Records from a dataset
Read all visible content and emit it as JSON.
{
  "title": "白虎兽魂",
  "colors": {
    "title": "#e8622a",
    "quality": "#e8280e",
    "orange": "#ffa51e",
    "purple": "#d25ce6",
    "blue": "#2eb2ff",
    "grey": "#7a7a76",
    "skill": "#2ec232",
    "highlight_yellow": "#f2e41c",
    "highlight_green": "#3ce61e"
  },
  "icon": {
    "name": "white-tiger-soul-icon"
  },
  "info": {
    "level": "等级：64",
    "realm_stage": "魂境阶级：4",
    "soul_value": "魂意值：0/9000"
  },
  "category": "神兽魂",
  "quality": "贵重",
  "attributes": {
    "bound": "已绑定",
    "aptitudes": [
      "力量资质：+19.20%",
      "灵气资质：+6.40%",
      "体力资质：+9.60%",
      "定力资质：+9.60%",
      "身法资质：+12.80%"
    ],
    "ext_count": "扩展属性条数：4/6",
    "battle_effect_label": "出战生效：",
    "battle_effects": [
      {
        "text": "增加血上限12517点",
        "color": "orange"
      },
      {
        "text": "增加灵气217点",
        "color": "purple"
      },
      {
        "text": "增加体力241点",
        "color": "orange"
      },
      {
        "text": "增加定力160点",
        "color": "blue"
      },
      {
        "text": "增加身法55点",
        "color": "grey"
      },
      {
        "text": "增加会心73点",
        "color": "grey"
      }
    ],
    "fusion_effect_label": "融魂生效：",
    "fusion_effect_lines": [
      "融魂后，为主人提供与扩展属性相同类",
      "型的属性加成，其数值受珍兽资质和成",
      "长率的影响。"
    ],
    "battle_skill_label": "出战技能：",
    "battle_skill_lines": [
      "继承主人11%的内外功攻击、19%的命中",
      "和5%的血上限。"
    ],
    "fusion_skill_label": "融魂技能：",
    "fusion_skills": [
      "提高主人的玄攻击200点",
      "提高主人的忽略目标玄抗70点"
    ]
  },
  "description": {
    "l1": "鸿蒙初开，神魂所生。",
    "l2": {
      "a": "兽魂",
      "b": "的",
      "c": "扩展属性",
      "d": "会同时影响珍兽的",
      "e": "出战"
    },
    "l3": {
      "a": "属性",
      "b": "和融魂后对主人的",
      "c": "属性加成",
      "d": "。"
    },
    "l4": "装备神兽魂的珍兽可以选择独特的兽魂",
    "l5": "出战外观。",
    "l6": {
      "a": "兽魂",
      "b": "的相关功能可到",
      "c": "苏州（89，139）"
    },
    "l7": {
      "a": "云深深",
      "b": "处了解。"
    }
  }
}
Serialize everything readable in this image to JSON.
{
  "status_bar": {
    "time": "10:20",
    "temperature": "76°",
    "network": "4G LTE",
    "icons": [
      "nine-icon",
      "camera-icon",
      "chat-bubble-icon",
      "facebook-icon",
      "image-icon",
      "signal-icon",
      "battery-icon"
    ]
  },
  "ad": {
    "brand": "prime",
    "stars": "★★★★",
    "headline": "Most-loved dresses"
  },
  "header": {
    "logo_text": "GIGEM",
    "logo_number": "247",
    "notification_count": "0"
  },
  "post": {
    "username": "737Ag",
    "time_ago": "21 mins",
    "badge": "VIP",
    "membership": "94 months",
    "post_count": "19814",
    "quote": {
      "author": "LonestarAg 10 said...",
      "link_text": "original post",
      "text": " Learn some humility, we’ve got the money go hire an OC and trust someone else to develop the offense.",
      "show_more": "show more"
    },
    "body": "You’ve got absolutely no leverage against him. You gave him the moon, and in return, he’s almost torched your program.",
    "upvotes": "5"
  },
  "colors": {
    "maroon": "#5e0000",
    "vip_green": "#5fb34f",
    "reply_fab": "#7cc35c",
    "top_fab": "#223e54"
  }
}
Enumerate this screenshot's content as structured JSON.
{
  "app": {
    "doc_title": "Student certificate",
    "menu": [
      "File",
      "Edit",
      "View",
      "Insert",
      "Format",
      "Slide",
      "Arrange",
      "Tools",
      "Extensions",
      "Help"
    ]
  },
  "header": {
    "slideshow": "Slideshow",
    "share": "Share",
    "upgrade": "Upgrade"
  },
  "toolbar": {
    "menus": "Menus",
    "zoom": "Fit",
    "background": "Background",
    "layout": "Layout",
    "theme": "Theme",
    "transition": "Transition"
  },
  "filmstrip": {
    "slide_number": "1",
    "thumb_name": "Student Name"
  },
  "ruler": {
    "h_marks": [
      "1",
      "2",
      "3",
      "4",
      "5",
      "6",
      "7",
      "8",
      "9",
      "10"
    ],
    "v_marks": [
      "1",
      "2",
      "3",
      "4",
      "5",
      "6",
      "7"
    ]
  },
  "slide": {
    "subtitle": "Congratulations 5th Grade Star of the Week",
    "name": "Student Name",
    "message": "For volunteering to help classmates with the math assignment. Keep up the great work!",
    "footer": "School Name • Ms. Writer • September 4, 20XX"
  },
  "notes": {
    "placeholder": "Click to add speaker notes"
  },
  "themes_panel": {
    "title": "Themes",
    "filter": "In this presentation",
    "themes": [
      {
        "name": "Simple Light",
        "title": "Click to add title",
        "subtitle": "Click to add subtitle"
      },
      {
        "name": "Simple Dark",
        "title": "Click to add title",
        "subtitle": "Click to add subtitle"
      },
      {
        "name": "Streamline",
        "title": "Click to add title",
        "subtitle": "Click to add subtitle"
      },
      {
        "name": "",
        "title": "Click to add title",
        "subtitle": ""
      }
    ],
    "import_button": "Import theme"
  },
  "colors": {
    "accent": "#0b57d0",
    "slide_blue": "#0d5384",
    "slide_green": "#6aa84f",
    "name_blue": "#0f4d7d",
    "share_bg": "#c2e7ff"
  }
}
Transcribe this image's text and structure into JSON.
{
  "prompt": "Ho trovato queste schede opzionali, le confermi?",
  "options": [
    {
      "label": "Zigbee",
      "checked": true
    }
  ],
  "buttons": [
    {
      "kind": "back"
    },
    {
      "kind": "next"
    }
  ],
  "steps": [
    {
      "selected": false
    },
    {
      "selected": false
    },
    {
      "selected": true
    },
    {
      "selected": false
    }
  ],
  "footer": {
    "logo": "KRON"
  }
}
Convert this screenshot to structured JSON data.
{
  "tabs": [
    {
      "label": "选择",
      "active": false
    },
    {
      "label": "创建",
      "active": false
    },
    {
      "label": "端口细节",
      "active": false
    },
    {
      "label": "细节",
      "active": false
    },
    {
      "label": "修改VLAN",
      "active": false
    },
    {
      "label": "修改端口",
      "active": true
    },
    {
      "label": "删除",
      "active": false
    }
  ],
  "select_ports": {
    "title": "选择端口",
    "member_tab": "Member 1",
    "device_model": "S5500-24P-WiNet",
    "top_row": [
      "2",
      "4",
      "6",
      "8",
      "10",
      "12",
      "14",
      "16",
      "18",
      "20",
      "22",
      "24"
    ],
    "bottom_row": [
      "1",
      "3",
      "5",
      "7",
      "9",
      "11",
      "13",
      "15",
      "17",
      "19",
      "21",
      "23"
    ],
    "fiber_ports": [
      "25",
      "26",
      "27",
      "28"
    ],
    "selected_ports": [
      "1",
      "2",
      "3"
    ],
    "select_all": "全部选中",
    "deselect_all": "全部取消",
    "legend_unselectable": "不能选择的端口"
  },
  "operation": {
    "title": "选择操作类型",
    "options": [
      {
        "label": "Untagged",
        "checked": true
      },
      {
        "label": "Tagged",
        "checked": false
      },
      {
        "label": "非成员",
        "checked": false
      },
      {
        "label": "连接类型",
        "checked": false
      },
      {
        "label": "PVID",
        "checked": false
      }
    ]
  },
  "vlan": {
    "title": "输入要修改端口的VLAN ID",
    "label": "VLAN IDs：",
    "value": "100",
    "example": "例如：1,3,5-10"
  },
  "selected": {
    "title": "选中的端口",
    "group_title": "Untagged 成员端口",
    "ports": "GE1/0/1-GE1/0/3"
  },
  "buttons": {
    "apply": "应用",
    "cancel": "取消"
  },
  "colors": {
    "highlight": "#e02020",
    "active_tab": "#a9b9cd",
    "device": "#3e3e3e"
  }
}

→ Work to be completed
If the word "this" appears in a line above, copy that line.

→ Output below
Serialize everything readable in this image to JSON.
Enumerate this screenshot's content as structured JSON.
    "filter": "In this presentation",
Transcribe this image's text and structure into JSON.
Convert this screenshot to structured JSON data.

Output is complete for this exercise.